Why Major Pot Stocks Dropped
What the market experienced is something I’d characterize as death by a thousand cuts versus some single cataclysmic event bringing down the industry.
Even the best marijuana stocks have been hurt by the downturn, with only a few outliers making it through the month without too much pain.
Below we’ll examine three of the industry leaders and how their stock performed in February.
Chart courtesy of StockCharts.com
Canopy Growth Corp (OTCMKTS:TWMJF), (TSE:WEED), the largest marijuana company by market cap, suffered in February but performed better than most.
WEED stock was down by about 20% by the end of the month, although it is only down by about six percent through 2018. While that’s not what investors want to see out of Canopy stock, the company is still riding the high of its massive gains in January.
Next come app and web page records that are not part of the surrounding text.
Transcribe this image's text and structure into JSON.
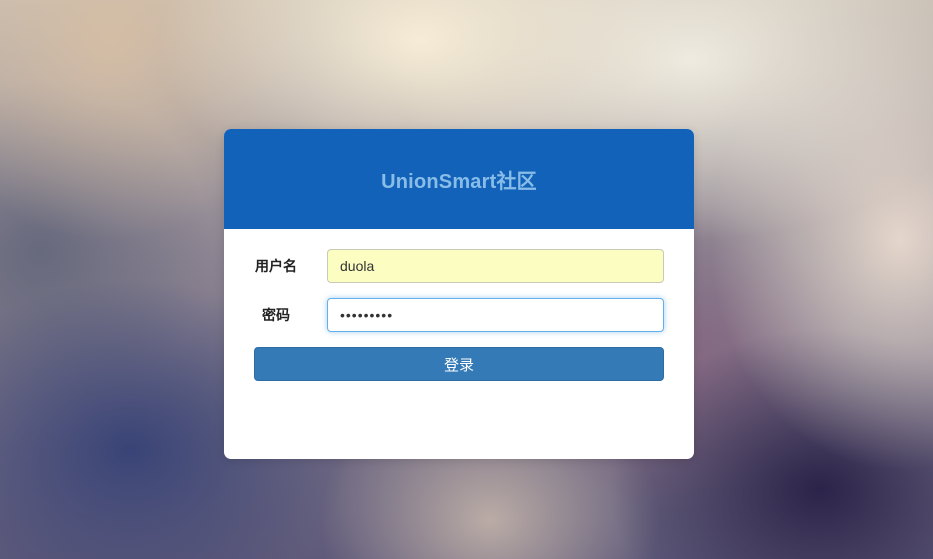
{
  "login": {
    "title": "UnionSmart社区",
    "username_label": "用户名",
    "username_value": "duola",
    "password_label": "密码",
    "password_value": "•••••••••",
    "submit_label": "登录"
  },
  "colors": {
    "header": "#1162b8",
    "title": "#89bde8",
    "button": "#337ab7",
    "autofill": "#fbfdc1",
    "focus": "#66afe9"
  }
}
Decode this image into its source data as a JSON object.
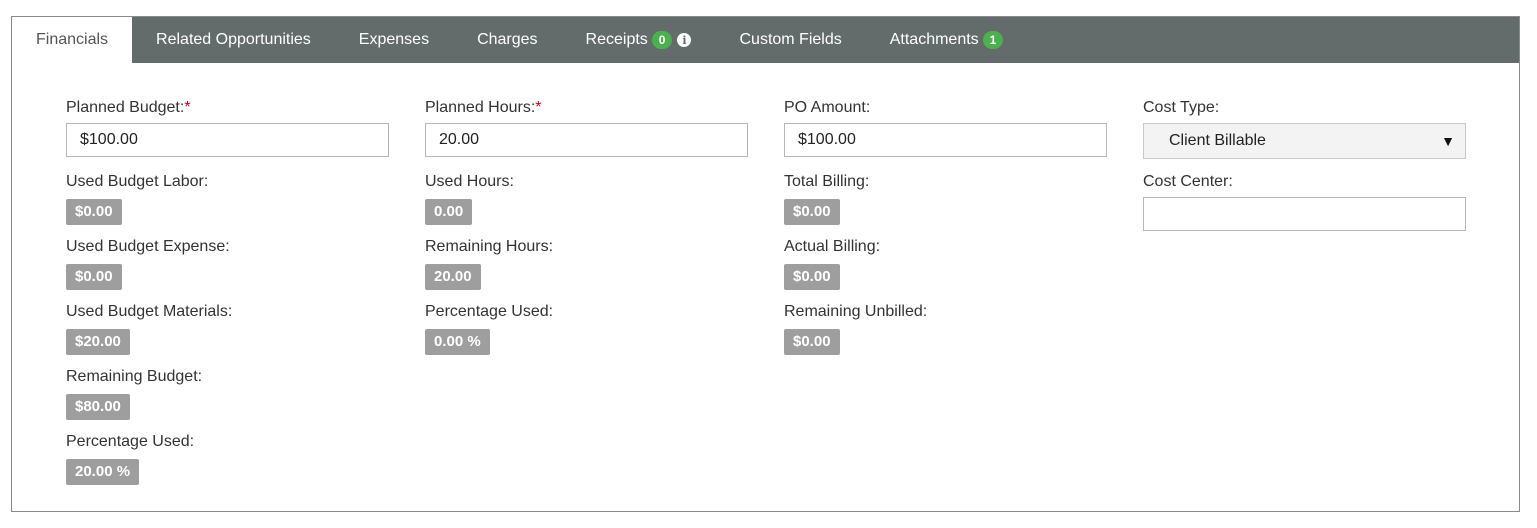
{
  "tabs": [
    {
      "label": "Financials",
      "active": true
    },
    {
      "label": "Related Opportunities"
    },
    {
      "label": "Expenses"
    },
    {
      "label": "Charges"
    },
    {
      "label": "Receipts",
      "badge": "0",
      "info": true
    },
    {
      "label": "Custom Fields"
    },
    {
      "label": "Attachments",
      "badge": "1"
    }
  ],
  "col1": {
    "planned_budget_label": "Planned Budget:",
    "planned_budget_value": "$100.00",
    "used_labor_label": "Used Budget Labor:",
    "used_labor_value": "$0.00",
    "used_expense_label": "Used Budget Expense:",
    "used_expense_value": "$0.00",
    "used_materials_label": "Used Budget Materials:",
    "used_materials_value": "$20.00",
    "remaining_budget_label": "Remaining Budget:",
    "remaining_budget_value": "$80.00",
    "percentage_used_label": "Percentage Used:",
    "percentage_used_value": "20.00 %"
  },
  "col2": {
    "planned_hours_label": "Planned Hours:",
    "planned_hours_value": "20.00",
    "used_hours_label": "Used Hours:",
    "used_hours_value": "0.00",
    "remaining_hours_label": "Remaining Hours:",
    "remaining_hours_value": "20.00",
    "percentage_used_label": "Percentage Used:",
    "percentage_used_value": "0.00 %"
  },
  "col3": {
    "po_amount_label": "PO Amount:",
    "po_amount_value": "$100.00",
    "total_billing_label": "Total Billing:",
    "total_billing_value": "$0.00",
    "actual_billing_label": "Actual Billing:",
    "actual_billing_value": "$0.00",
    "remaining_unbilled_label": "Remaining Unbilled:",
    "remaining_unbilled_value": "$0.00"
  },
  "col4": {
    "cost_type_label": "Cost Type:",
    "cost_type_value": "Client Billable",
    "cost_center_label": "Cost Center:",
    "cost_center_value": ""
  },
  "required_mark": "*",
  "colors": {
    "tabbar": "#636b6b",
    "badge": "#4caf50",
    "pill": "#9e9e9e",
    "required": "#d0021b"
  }
}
So, for those who invested in late 2017, WEED stock is still very much a solid portfolio addition, and the company will bounce back once the correction subsides.
Aphria Inc (OTCMKTS:APHQF), (TSE:APH) has been one of the hardest hit companies this year so far, down 27% since the beginning of 2018 and down 37% in February alone.
APH stock has been unable to push back against the downturn, unlike Canopy, which scored several days of gains in February despite the overall poor showing.
The U.S. divestments and the threat of being delisted from the TSE did not help matters.
Aurora Cannabis Inc (OTCMKTS:ACBFF), (TSE:ACB) has had one of the better years so far when compared to its large competitors, scoring a 22% gain since the beginning of the year. That’s even after factoring in its 27% drop in February.
ACB stock has been the beneficiary of smart purchases and global expansion, both of which have put the company in a strong position in the marijuana market.
Corrections happen. In volatile markets—especially emerging markets like marijuana—where so much is up in the air legally and socially, it’s not unexpected for downturns like this to take place.
The important thing is to remember that the sky is, in fact, not falling.
The weed market is still very much in a strong position to be one of the fastest growing markets around. There’s a tonne of upside for marijuana companies, with huge potential for growth and literally billions of consumers in untapped markets.
Will legal marijuana companies be able to reach those billions of consumers in the near future? Probably not. But they will certainly be hitting tens of millions—maybe even hundreds of millions—in a few years’ time. With that in mind, this is still one of the most exciting investment opportunities around, with upside and potential that is unmatched by nearly any other industry.
This is not the first marijuana market drop and it will not be the last. But, in my view, the things that caused this downturn—political posturing and inflated growth—are not going to doom the industry and don’t detract from its brimming potential.